We believe that citizens who are knowledgeable and empowered are better able to take action in demanding their rights to WASH (water, sanitation and hygiene) – which is key to achieving universal access. However, it's clear that Malawians are used to a culture of silence, which is negatively impacting the rate of transformation in their society. Citizens aren't calling for improved services, or holding responsible parties to account.
Our work on citizen empowerment dates back to 2015. We began applying the human rights-based approach to our programming, which aimed to promote and secure people's rights to access to water and sanitation. We also focus on building the capacity of civil society organisations, which empower citizens and advocate for their rights to WASH. This creates awareness of WASH rights among duty bearers – improving their responsiveness and heightening accountability.

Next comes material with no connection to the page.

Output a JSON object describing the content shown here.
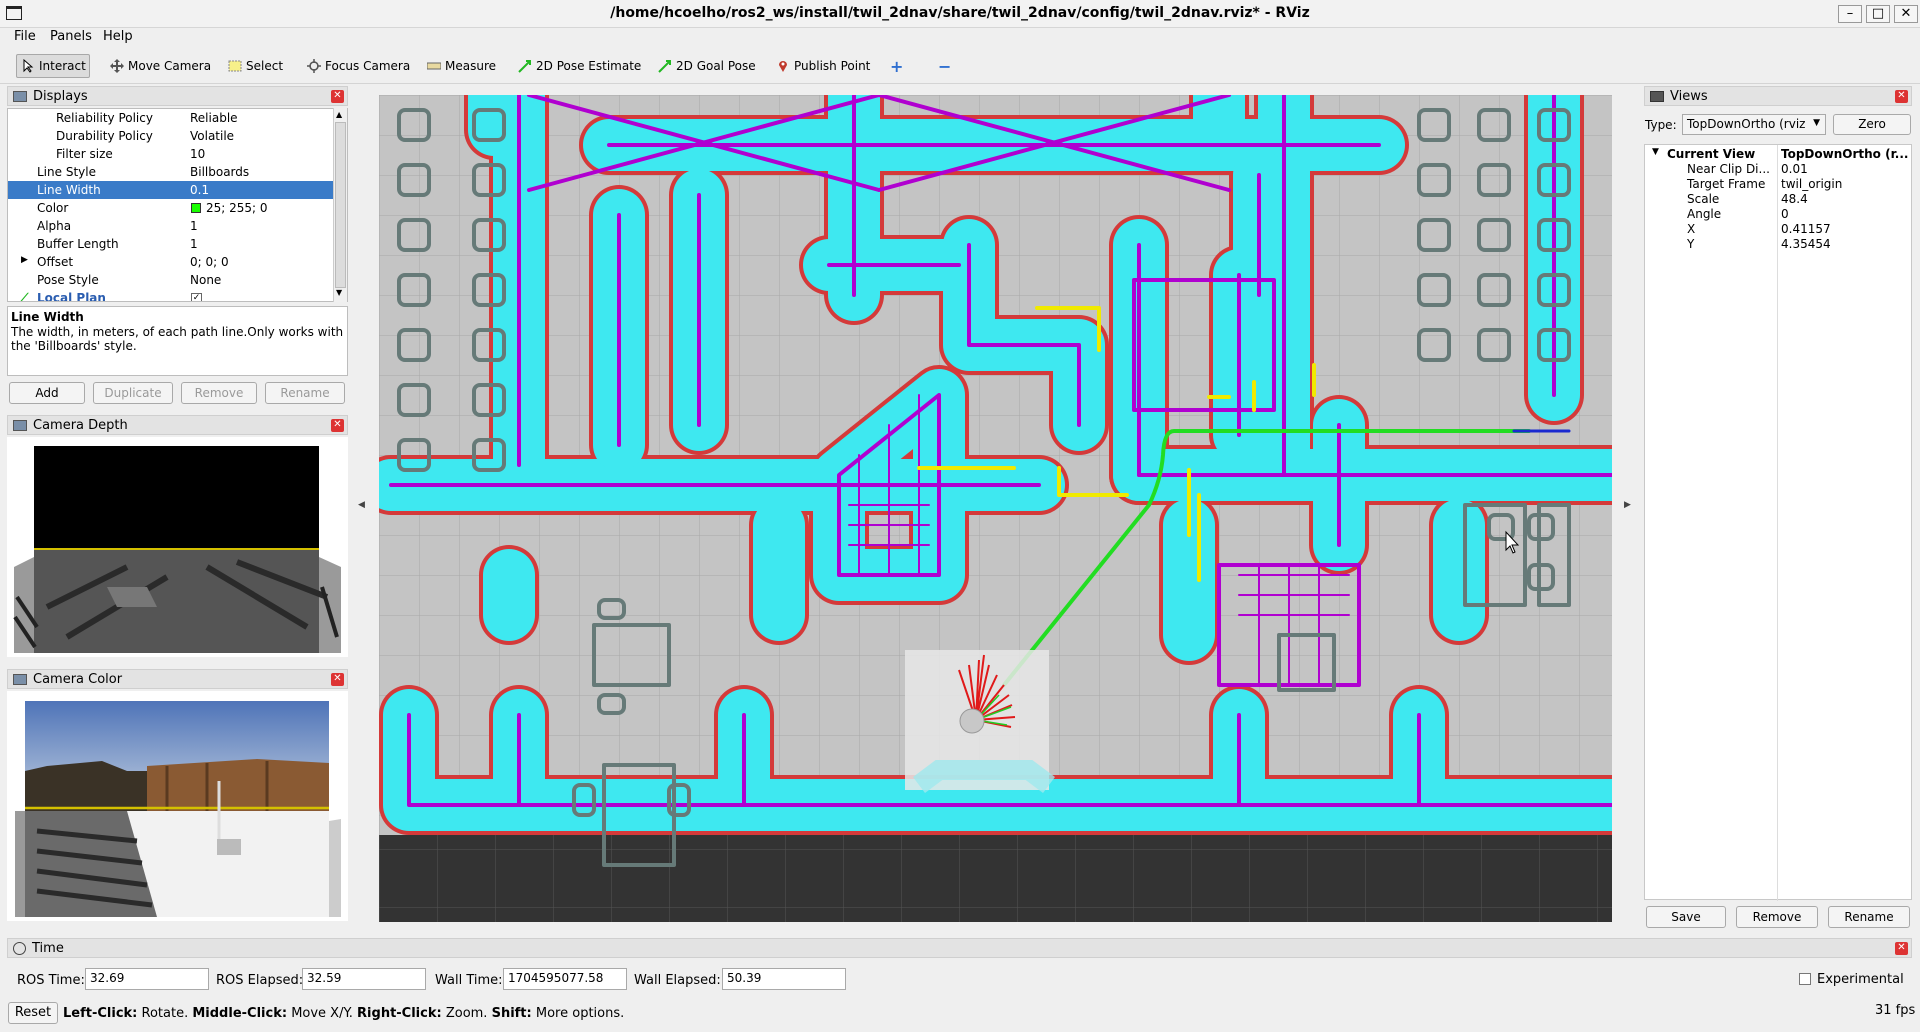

To this effect, we work with partners to enable people’s capacity to mobilise and organise for collective action on WASH. Previous work has resulted in the establishment of 47 citizen forums in six districts. Collectively, these citizen forums bring together at least 700 change-agents who have been instrumental in inspiring individual and collective action on WASH.
The successes in previous work has led to the positioning of citizen empowerment as one of the priority areas in the 2016-2021 WaterAid Malawi Country Strategy. In this, we want to champion citizen empowerment initiatives so that people understand their WASH rights and responsibilities and are able to claim their entitlements and safeguard them.
Hygiene behaviour change
Hygiene behaviour change encourages the widespread adoption of safe hygiene practices in order to keep people and their environments clean and healthy.
Children suffering from water related illnesses such as diarrhoea and worm infestations often become ill due to poor sanitation and hygiene in schools.
Without clean water, decent sanitation and good hygiene, people's health suffers, especially due to water-borne diseases like cholera and diarrhoea.